- **WHAT THE TASK ASKS**
Each entry should be written out once more, exactly as given below.

- **EXTRACTED DATA**
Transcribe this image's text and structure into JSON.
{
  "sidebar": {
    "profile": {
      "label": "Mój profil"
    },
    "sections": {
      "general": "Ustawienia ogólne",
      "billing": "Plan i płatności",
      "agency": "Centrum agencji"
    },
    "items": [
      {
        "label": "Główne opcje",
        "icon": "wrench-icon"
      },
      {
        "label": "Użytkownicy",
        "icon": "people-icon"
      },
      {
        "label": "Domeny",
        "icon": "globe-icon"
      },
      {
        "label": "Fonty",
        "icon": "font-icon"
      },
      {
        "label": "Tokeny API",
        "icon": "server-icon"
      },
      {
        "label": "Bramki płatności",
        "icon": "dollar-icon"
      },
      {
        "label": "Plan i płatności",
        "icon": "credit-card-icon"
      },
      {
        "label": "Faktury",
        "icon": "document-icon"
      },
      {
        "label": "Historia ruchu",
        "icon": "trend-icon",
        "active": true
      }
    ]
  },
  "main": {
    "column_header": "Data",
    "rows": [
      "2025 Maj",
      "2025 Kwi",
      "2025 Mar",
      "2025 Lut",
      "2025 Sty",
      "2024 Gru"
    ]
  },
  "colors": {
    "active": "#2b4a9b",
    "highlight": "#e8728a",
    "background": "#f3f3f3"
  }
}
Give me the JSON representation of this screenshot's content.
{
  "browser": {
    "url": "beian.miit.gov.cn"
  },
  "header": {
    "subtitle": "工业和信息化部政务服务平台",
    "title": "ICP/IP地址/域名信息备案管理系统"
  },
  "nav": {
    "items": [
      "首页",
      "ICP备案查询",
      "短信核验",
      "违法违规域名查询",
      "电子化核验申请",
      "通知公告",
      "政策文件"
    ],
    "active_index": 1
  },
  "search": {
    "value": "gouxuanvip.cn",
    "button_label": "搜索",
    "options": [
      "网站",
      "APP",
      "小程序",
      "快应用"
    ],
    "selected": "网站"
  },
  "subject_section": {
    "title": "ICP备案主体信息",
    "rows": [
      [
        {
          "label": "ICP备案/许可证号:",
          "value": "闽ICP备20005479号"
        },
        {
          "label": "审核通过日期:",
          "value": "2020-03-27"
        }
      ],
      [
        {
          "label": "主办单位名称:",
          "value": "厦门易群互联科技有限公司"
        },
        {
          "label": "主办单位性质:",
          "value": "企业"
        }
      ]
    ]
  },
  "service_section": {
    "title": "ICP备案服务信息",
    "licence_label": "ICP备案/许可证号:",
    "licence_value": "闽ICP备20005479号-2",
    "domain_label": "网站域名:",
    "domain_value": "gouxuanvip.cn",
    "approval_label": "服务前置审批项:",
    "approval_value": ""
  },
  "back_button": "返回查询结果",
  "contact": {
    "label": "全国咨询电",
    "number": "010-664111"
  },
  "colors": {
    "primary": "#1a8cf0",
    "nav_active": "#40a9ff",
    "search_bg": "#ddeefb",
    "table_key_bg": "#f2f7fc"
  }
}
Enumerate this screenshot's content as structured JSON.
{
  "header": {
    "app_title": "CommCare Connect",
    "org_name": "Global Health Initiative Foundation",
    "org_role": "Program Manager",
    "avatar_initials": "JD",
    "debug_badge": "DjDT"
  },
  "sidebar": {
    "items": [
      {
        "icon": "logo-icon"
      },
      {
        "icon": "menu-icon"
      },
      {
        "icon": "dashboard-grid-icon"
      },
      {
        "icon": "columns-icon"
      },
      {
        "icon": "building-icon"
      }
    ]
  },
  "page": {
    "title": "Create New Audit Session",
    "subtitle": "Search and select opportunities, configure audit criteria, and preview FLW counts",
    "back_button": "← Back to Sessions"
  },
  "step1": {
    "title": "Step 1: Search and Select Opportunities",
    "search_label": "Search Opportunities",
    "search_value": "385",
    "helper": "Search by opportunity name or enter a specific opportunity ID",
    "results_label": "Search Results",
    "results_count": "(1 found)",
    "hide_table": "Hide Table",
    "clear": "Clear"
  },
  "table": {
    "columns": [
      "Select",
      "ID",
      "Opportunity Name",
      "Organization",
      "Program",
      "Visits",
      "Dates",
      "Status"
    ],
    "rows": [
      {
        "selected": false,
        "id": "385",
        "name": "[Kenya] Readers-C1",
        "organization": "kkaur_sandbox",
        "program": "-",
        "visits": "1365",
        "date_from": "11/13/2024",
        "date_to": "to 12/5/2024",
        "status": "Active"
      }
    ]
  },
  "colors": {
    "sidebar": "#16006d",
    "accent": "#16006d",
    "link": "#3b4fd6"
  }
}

- **THE ANSWER**
Transcribe this image's text and structure into JSON.
{
  "sidebar": {
    "profile": {
      "label": "Mój profil"
    },
    "sections": {
      "general": "Ustawienia ogólne",
      "billing": "Plan i płatności",
      "agency": "Centrum agencji"
    },
    "items": [
      {
        "label": "Główne opcje",
        "icon": "wrench-icon"
      },
      {
        "label": "Użytkownicy",
        "icon": "people-icon"
      },
      {
        "label": "Domeny",
        "icon": "globe-icon"
      },
      {
        "label": "Fonty",
        "icon": "font-icon"
      },
      {
        "label": "Tokeny API",
        "icon": "server-icon"
      },
      {
        "label": "Bramki płatności",
        "icon": "dollar-icon"
      },
      {
        "label": "Plan i płatności",
        "icon": "credit-card-icon"
      },
      {
        "label": "Faktury",
        "icon": "document-icon"
      },
      {
        "label": "Historia ruchu",
        "icon": "trend-icon",
        "active": true
      }
    ]
  },
  "main": {
    "column_header": "Data",
    "rows": [
      "2025 Maj",
      "2025 Kwi",
      "2025 Mar",
      "2025 Lut",
      "2025 Sty",
      "2024 Gru"
    ]
  },
  "colors": {
    "active": "#2b4a9b",
    "highlight": "#e8728a",
    "background": "#f3f3f3"
  }
}
Give me the JSON representation of this screenshot's content.
{
  "browser": {
    "url": "beian.miit.gov.cn"
  },
  "header": {
    "subtitle": "工业和信息化部政务服务平台",
    "title": "ICP/IP地址/域名信息备案管理系统"
  },
  "nav": {
    "items": [
      "首页",
      "ICP备案查询",
      "短信核验",
      "违法违规域名查询",
      "电子化核验申请",
      "通知公告",
      "政策文件"
    ],
    "active_index": 1
  },
  "search": {
    "value": "gouxuanvip.cn",
    "button_label": "搜索",
    "options": [
      "网站",
      "APP",
      "小程序",
      "快应用"
    ],
    "selected": "网站"
  },
  "subject_section": {
    "title": "ICP备案主体信息",
    "rows": [
      [
        {
          "label": "ICP备案/许可证号:",
          "value": "闽ICP备20005479号"
        },
        {
          "label": "审核通过日期:",
          "value": "2020-03-27"
        }
      ],
      [
        {
          "label": "主办单位名称:",
          "value": "厦门易群互联科技有限公司"
        },
        {
          "label": "主办单位性质:",
          "value": "企业"
        }
      ]
    ]
  },
  "service_section": {
    "title": "ICP备案服务信息",
    "licence_label": "ICP备案/许可证号:",
    "licence_value": "闽ICP备20005479号-2",
    "domain_label": "网站域名:",
    "domain_value": "gouxuanvip.cn",
    "approval_label": "服务前置审批项:",
    "approval_value": ""
  },
  "back_button": "返回查询结果",
  "contact": {
    "label": "全国咨询电",
    "number": "010-664111"
  },
  "colors": {
    "primary": "#1a8cf0",
    "nav_active": "#40a9ff",
    "search_bg": "#ddeefb",
    "table_key_bg": "#f2f7fc"
  }
}
Enumerate this screenshot's content as structured JSON.
{
  "header": {
    "app_title": "CommCare Connect",
    "org_name": "Global Health Initiative Foundation",
    "org_role": "Program Manager",
    "avatar_initials": "JD",
    "debug_badge": "DjDT"
  },
  "sidebar": {
    "items": [
      {
        "icon": "logo-icon"
      },
      {
        "icon": "menu-icon"
      },
      {
        "icon": "dashboard-grid-icon"
      },
      {
        "icon": "columns-icon"
      },
      {
        "icon": "building-icon"
      }
    ]
  },
  "page": {
    "title": "Create New Audit Session",
    "subtitle": "Search and select opportunities, configure audit criteria, and preview FLW counts",
    "back_button": "← Back to Sessions"
  },
  "step1": {
    "title": "Step 1: Search and Select Opportunities",
    "search_label": "Search Opportunities",
    "search_value": "385",
    "helper": "Search by opportunity name or enter a specific opportunity ID",
    "results_label": "Search Results",
    "results_count": "(1 found)",
    "hide_table": "Hide Table",
    "clear": "Clear"
  },
  "table": {
    "columns": [
      "Select",
      "ID",
      "Opportunity Name",
      "Organization",
      "Program",
      "Visits",
      "Dates",
      "Status"
    ],
    "rows": [
      {
        "selected": false,
        "id": "385",
        "name": "[Kenya] Readers-C1",
        "organization": "kkaur_sandbox",
        "program": "-",
        "visits": "1365",
        "date_from": "11/13/2024",
        "date_to": "to 12/5/2024",
        "status": "Active"
      }
    ]
  },
  "colors": {
    "sidebar": "#16006d",
    "accent": "#16006d",
    "link": "#3b4fd6"
  }
}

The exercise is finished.